--- PROVIDED DATA ---
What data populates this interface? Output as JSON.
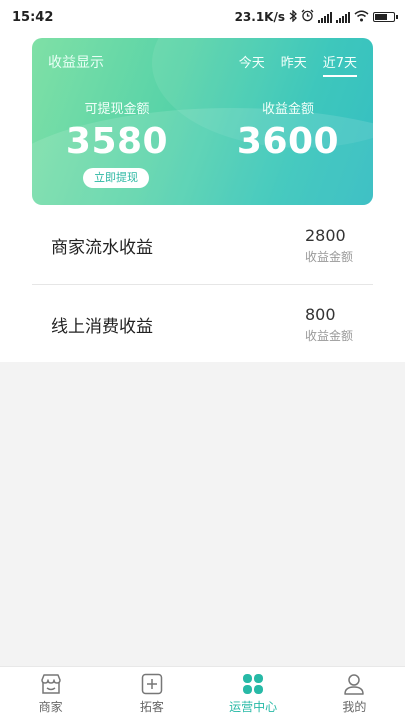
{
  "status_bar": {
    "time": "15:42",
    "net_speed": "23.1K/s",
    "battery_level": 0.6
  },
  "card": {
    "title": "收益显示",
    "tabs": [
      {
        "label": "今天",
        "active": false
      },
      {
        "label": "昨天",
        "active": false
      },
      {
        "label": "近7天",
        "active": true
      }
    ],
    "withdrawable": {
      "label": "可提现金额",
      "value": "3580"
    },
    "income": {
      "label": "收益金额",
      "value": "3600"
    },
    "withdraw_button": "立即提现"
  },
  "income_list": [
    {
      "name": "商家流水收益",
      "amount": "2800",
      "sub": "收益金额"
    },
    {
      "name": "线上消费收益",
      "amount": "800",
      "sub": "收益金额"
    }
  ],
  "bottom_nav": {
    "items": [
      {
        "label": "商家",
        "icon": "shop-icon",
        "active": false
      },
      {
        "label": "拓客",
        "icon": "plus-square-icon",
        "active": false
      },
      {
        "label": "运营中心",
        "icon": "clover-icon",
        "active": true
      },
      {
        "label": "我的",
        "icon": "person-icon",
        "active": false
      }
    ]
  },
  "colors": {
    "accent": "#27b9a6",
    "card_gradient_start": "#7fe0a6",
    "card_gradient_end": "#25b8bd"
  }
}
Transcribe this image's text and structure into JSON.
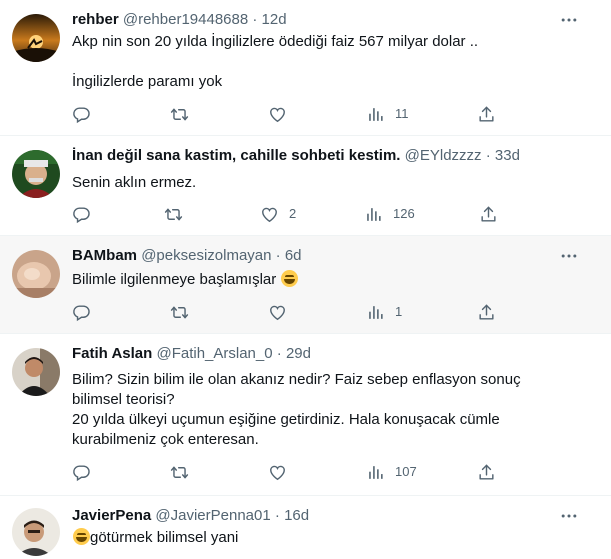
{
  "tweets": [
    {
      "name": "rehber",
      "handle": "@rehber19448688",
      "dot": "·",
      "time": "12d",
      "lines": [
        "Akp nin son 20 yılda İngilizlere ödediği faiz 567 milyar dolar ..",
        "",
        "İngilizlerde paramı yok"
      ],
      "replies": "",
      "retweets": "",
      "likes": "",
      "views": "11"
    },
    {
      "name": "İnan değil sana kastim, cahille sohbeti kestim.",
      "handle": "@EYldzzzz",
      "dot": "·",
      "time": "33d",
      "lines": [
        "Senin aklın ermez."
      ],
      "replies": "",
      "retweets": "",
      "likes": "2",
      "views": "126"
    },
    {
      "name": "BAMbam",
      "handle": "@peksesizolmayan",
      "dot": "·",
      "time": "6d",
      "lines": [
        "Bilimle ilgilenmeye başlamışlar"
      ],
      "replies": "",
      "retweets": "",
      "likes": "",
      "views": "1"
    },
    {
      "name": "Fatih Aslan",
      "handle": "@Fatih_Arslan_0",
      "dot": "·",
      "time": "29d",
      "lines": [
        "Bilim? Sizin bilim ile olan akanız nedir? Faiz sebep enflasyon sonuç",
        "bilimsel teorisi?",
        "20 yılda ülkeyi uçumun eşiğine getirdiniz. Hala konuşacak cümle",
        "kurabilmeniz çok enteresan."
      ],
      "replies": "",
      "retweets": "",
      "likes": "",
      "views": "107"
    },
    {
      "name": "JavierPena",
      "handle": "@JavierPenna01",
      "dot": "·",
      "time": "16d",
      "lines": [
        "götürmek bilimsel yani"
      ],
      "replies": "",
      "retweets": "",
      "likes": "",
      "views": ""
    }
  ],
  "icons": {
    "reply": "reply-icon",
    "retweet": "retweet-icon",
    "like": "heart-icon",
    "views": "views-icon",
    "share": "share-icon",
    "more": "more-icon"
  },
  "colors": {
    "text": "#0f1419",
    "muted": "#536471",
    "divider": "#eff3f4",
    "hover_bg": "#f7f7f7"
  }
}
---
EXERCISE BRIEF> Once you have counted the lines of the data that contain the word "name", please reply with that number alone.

SOLVED PROBLEM> 7